Requirement. Whenever a line of the material contains the string "icon", it should be copied.
—————
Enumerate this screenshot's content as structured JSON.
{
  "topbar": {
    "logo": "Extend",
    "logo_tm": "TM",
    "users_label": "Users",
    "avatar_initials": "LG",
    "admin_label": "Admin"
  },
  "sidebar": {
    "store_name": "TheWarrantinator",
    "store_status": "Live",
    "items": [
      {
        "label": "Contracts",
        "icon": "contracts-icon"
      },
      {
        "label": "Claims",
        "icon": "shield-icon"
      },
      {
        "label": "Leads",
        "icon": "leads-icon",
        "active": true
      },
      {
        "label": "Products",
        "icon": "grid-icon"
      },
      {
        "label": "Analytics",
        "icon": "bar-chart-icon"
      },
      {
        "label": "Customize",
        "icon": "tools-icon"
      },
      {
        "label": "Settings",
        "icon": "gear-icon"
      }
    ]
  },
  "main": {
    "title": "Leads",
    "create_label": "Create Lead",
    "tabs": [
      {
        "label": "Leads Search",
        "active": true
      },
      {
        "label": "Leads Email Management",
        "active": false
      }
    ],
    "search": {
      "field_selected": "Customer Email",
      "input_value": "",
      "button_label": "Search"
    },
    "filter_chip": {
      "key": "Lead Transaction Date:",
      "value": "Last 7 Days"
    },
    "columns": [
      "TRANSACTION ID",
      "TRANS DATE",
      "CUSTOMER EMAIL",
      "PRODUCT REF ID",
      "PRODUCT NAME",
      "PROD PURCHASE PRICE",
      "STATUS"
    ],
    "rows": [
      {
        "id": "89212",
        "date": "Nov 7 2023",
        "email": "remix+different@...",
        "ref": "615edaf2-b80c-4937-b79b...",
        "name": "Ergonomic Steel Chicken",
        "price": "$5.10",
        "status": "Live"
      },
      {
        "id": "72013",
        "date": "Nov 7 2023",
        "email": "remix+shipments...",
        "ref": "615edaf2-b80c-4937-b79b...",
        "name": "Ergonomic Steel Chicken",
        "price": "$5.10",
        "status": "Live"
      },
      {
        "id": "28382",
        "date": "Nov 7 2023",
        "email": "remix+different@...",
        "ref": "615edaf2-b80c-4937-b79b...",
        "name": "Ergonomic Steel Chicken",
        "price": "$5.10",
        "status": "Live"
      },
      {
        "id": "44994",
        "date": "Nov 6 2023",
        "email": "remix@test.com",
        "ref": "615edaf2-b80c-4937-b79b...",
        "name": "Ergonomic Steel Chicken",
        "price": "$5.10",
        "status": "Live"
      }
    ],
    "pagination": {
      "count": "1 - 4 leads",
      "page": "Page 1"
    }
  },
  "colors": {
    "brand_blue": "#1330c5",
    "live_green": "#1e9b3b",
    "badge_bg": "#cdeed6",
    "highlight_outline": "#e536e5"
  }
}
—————
Task result.
        "icon": "contracts-icon"
        "icon": "shield-icon"
        "icon": "leads-icon",
        "icon": "grid-icon"
        "icon": "bar-chart-icon"
        "icon": "tools-icon"
        "icon": "gear-icon"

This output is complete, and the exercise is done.